It wasn’t whether or not I would write this post, it was more a matter of when.
For some, blogging about personal life issues feels taboo and while I’ve never been one to sit back and pretend like everything is okay, I partly agree. There are certain stories or situations in my life which are too rough and raw, or ones I simply don’t have the liberty of divulging. When I do share, I do it because I find writing to be therapeutic and it allows me to move forward, in a way.
My sweet Grandpa passed away unexpectedly at the end of August and losing him hit me hard. Much harder than I ever could have imagined. Perhaps my mind is too small to comprehend someone being on this earth one minute and gone forever in the next.
Ironically, nothing I wrote seemed good enough and ultimately I thought I’d share a piece that my sister wrote.
My Grandpa Don was ornery, selfless and absolutely lovable until his very last moment with us. He worked hard well beyond his retirement (two weeks ago today he was chopping down a tree), but took plenty of breaks for iced tea, reading the paper and countless games of solitaire on the computer. He introduced me to ginger ale, sarcasm (tearfully at first, though I eventually caught on and joined in his love language) and a love for pickled foods. He forced me to drive when I was terrified and certain I didn’t need to learn (in a fantasy world my older sister would tote me around forever, plus ‘my great grandma never drove, people took her to the to grocery store her whole life, it was great’).

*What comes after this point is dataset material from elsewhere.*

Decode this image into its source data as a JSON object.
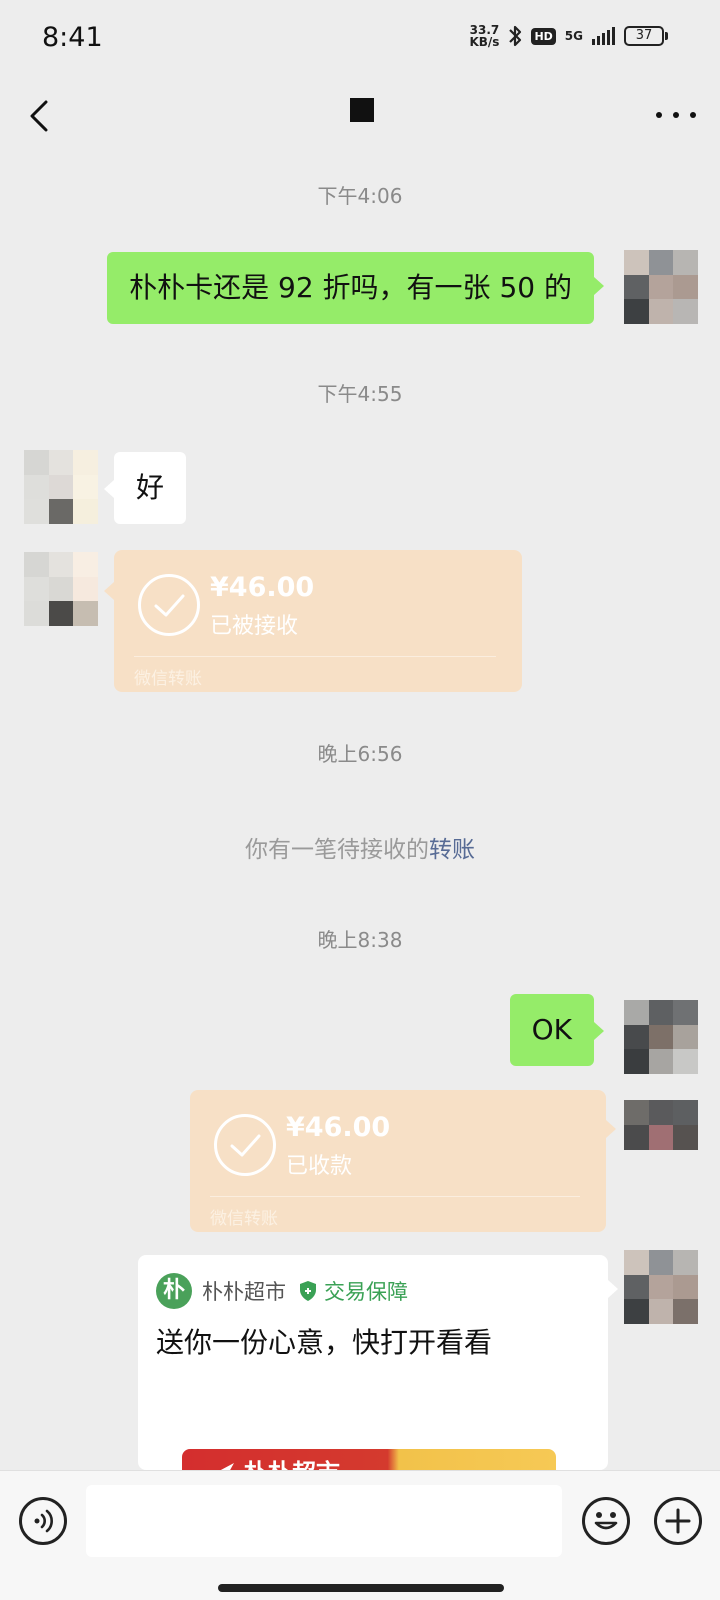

He patiently played Phase 10 on Thanksgiving and Christmas Eve, always kept the fire going at Grandma’s during winter, and kissed her on top of her head more times than I can remember.
Grandpa’s family and his spirit stretches across the U.S. and around the world, he loved his kids, his adopted kids, his grandkids, grandkids that he sometimes raised as his own kids, his kid’s-new-husband’s-kids (that he and Grandma delightedly welcomed as their granddaughters twenty some years ago), his hockey billet kids, friends and neighbors, his entire scattered and eclectic family.
He wore khaki pants and button down shirts, used hairspray to keep his few silver strands in place, and almost always had a toothpick jutting from the corner of his smile. He smelled like the outdoors, a splash of aftershave and an occasional field fire. He got a kick out of listening to oldies, watching family, his cats (I promise there’s nothing sweeter than a 77-year-old man cuddling a kitten) and tinkering. When Jess and I were young, he built us a swing set with a tree house. We used and loved the hell out of it and then it sat for some years. He pieced it apart, breathed new life into it and hauled it to our folks’ house for Daws, Harp and Cam to enjoy.
He was simply the best.
My heart physically hurts knowing he is gone and some days are filled with more tears than others, but how could they not be? Those tears are a testament to his greatness.
One of the biggest lessons I learned from my Grandpa was not to half-ass anything. And I mean anything. Growing up, everything was always done the right way, no matter how long it took. That’s the sentiment I’d like to meditate on moving forward – especially when it comes to this blog.
The ebb and flow of life has never felt more real and I appreciate you letting me share everything that encompasses my life with you all here, including the tough, sad parts.
*Inspired to open up and get things off my chest by my friend Annie. Snapchat photo of my Grandpa’s newest kitten, courtesy of my baby sister, Harper 🙂